◆ Exercise prompt
Quote every line below exactly and skip any picture.

Supplied data Start Marker

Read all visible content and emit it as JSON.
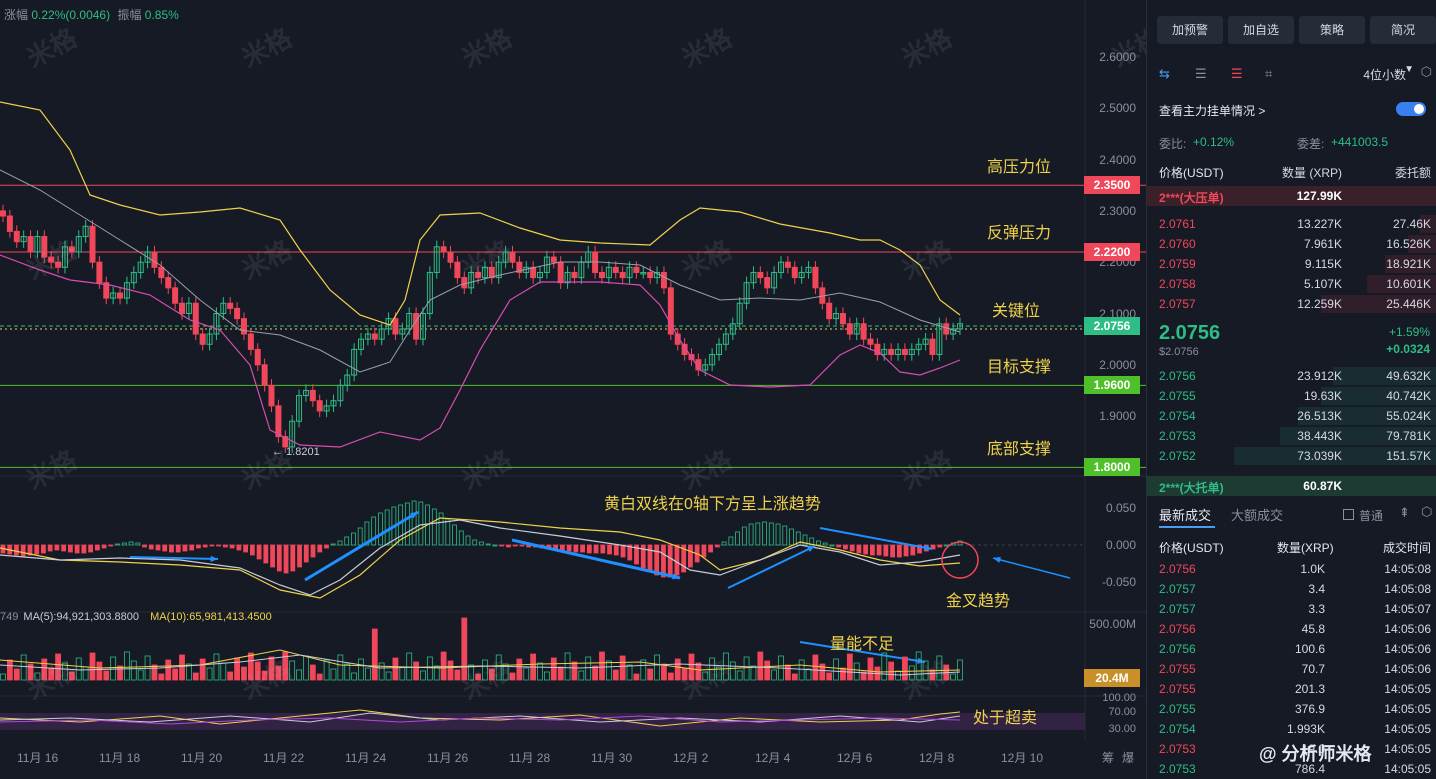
{
  "header": {
    "change_label": "涨幅",
    "change_value": "0.22%(0.0046)",
    "amp_label": "振幅",
    "amp_value": "0.85%"
  },
  "watermark": "米格",
  "price_axis": [
    "2.6000",
    "2.5000",
    "2.4000",
    "2.3000",
    "2.2000",
    "2.1000",
    "2.0000",
    "1.9000",
    "1.8000"
  ],
  "macd_axis": [
    "0.050",
    "0.000",
    "-0.050"
  ],
  "vol_axis": [
    "500.00M"
  ],
  "rsi_axis": [
    "100.00",
    "70.00",
    "30.00"
  ],
  "x_axis": [
    "11月 16",
    "11月 18",
    "11月 20",
    "11月 22",
    "11月 24",
    "11月 26",
    "11月 28",
    "11月 30",
    "12月 2",
    "12月 4",
    "12月 6",
    "12月 8",
    "12月 10"
  ],
  "x_extra": [
    "筹",
    "爆"
  ],
  "levels": [
    {
      "label": "高压力位",
      "price": "2.3500",
      "color": "#f0475a"
    },
    {
      "label": "反弹压力",
      "price": "2.2200",
      "color": "#f0475a"
    },
    {
      "label": "关键位",
      "price": "2.0756",
      "color": "#2ebd85"
    },
    {
      "label": "目标支撑",
      "price": "1.9600",
      "color": "#4fbf2a"
    },
    {
      "label": "底部支撑",
      "price": "1.8000",
      "color": "#4fbf2a"
    }
  ],
  "low_marker": "← 1.8201",
  "annotations": {
    "macd_title": "黄白双线在0轴下方呈上涨趋势",
    "golden_cross": "金叉趋势",
    "volume": "量能不足",
    "oversold": "处于超卖"
  },
  "ma_line": {
    "prefix": "749",
    "ma5": "MA(5):94,921,303.8800",
    "ma10": "MA(10):65,981,413.4500"
  },
  "vol_tag": "20.4M",
  "side": {
    "buttons": [
      "加预警",
      "加自选",
      "策略",
      "简况"
    ],
    "decimals": "4位小数",
    "main_order": "查看主力挂单情况 >",
    "ratio_label": "委比:",
    "ratio_value": "+0.12%",
    "diff_label": "委差:",
    "diff_value": "+441003.5",
    "cols": [
      "价格(USDT)",
      "数量 (XRP)",
      "委托额"
    ],
    "big_ask": {
      "label": "2***(大压单)",
      "qty": "127.99K"
    },
    "asks": [
      [
        "2.0761",
        "13.227K",
        "27.46K"
      ],
      [
        "2.0760",
        "7.961K",
        "16.526K"
      ],
      [
        "2.0759",
        "9.115K",
        "18.921K"
      ],
      [
        "2.0758",
        "5.107K",
        "10.601K"
      ],
      [
        "2.0757",
        "12.259K",
        "25.446K"
      ]
    ],
    "last_price": "2.0756",
    "last_usd": "$2.0756",
    "pct": "+1.59%",
    "chg": "+0.0324",
    "bids": [
      [
        "2.0756",
        "23.912K",
        "49.632K"
      ],
      [
        "2.0755",
        "19.63K",
        "40.742K"
      ],
      [
        "2.0754",
        "26.513K",
        "55.024K"
      ],
      [
        "2.0753",
        "38.443K",
        "79.781K"
      ],
      [
        "2.0752",
        "73.039K",
        "151.57K"
      ]
    ],
    "big_bid": {
      "label": "2***(大托单)",
      "qty": "60.87K"
    },
    "trade_tabs": [
      "最新成交",
      "大额成交"
    ],
    "normal": "普通",
    "trade_cols": [
      "价格(USDT)",
      "数量(XRP)",
      "成交时间"
    ],
    "trades": [
      [
        "2.0756",
        "1.0K",
        "14:05:08",
        "r"
      ],
      [
        "2.0757",
        "3.4",
        "14:05:08",
        "g"
      ],
      [
        "2.0757",
        "3.3",
        "14:05:07",
        "g"
      ],
      [
        "2.0756",
        "45.8",
        "14:05:06",
        "r"
      ],
      [
        "2.0756",
        "100.6",
        "14:05:06",
        "g"
      ],
      [
        "2.0755",
        "70.7",
        "14:05:06",
        "r"
      ],
      [
        "2.0755",
        "201.3",
        "14:05:05",
        "r"
      ],
      [
        "2.0755",
        "376.9",
        "14:05:05",
        "g"
      ],
      [
        "2.0754",
        "1.993K",
        "14:05:05",
        "g"
      ],
      [
        "2.0753",
        "19.0",
        "14:05:05",
        "r"
      ],
      [
        "2.0753",
        "786.4",
        "14:05:05",
        "g"
      ]
    ],
    "brand": "@ 分析师米格"
  }
}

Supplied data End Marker

◆ Exercise solution
Read all visible content and emit it as JSON.
{
  "header": {
    "change_label": "涨幅",
    "change_value": "0.22%(0.0046)",
    "amp_label": "振幅",
    "amp_value": "0.85%"
  },
  "watermark": "米格",
  "price_axis": [
    "2.6000",
    "2.5000",
    "2.4000",
    "2.3000",
    "2.2000",
    "2.1000",
    "2.0000",
    "1.9000",
    "1.8000"
  ],
  "macd_axis": [
    "0.050",
    "0.000",
    "-0.050"
  ],
  "vol_axis": [
    "500.00M"
  ],
  "rsi_axis": [
    "100.00",
    "70.00",
    "30.00"
  ],
  "x_axis": [
    "11月 16",
    "11月 18",
    "11月 20",
    "11月 22",
    "11月 24",
    "11月 26",
    "11月 28",
    "11月 30",
    "12月 2",
    "12月 4",
    "12月 6",
    "12月 8",
    "12月 10"
  ],
  "x_extra": [
    "筹",
    "爆"
  ],
  "levels": [
    {
      "label": "高压力位",
      "price": "2.3500",
      "color": "#f0475a"
    },
    {
      "label": "反弹压力",
      "price": "2.2200",
      "color": "#f0475a"
    },
    {
      "label": "关键位",
      "price": "2.0756",
      "color": "#2ebd85"
    },
    {
      "label": "目标支撑",
      "price": "1.9600",
      "color": "#4fbf2a"
    },
    {
      "label": "底部支撑",
      "price": "1.8000",
      "color": "#4fbf2a"
    }
  ],
  "low_marker": "← 1.8201",
  "annotations": {
    "macd_title": "黄白双线在0轴下方呈上涨趋势",
    "golden_cross": "金叉趋势",
    "volume": "量能不足",
    "oversold": "处于超卖"
  },
  "ma_line": {
    "prefix": "749",
    "ma5": "MA(5):94,921,303.8800",
    "ma10": "MA(10):65,981,413.4500"
  },
  "vol_tag": "20.4M",
  "side": {
    "buttons": [
      "加预警",
      "加自选",
      "策略",
      "简况"
    ],
    "decimals": "4位小数",
    "main_order": "查看主力挂单情况 >",
    "ratio_label": "委比:",
    "ratio_value": "+0.12%",
    "diff_label": "委差:",
    "diff_value": "+441003.5",
    "cols": [
      "价格(USDT)",
      "数量 (XRP)",
      "委托额"
    ],
    "big_ask": {
      "label": "2***(大压单)",
      "qty": "127.99K"
    },
    "asks": [
      [
        "2.0761",
        "13.227K",
        "27.46K"
      ],
      [
        "2.0760",
        "7.961K",
        "16.526K"
      ],
      [
        "2.0759",
        "9.115K",
        "18.921K"
      ],
      [
        "2.0758",
        "5.107K",
        "10.601K"
      ],
      [
        "2.0757",
        "12.259K",
        "25.446K"
      ]
    ],
    "last_price": "2.0756",
    "last_usd": "$2.0756",
    "pct": "+1.59%",
    "chg": "+0.0324",
    "bids": [
      [
        "2.0756",
        "23.912K",
        "49.632K"
      ],
      [
        "2.0755",
        "19.63K",
        "40.742K"
      ],
      [
        "2.0754",
        "26.513K",
        "55.024K"
      ],
      [
        "2.0753",
        "38.443K",
        "79.781K"
      ],
      [
        "2.0752",
        "73.039K",
        "151.57K"
      ]
    ],
    "big_bid": {
      "label": "2***(大托单)",
      "qty": "60.87K"
    },
    "trade_tabs": [
      "最新成交",
      "大额成交"
    ],
    "normal": "普通",
    "trade_cols": [
      "价格(USDT)",
      "数量(XRP)",
      "成交时间"
    ],
    "trades": [
      [
        "2.0756",
        "1.0K",
        "14:05:08",
        "r"
      ],
      [
        "2.0757",
        "3.4",
        "14:05:08",
        "g"
      ],
      [
        "2.0757",
        "3.3",
        "14:05:07",
        "g"
      ],
      [
        "2.0756",
        "45.8",
        "14:05:06",
        "r"
      ],
      [
        "2.0756",
        "100.6",
        "14:05:06",
        "g"
      ],
      [
        "2.0755",
        "70.7",
        "14:05:06",
        "r"
      ],
      [
        "2.0755",
        "201.3",
        "14:05:05",
        "r"
      ],
      [
        "2.0755",
        "376.9",
        "14:05:05",
        "g"
      ],
      [
        "2.0754",
        "1.993K",
        "14:05:05",
        "g"
      ],
      [
        "2.0753",
        "19.0",
        "14:05:05",
        "r"
      ],
      [
        "2.0753",
        "786.4",
        "14:05:05",
        "g"
      ]
    ],
    "brand": "@ 分析师米格"
  }
}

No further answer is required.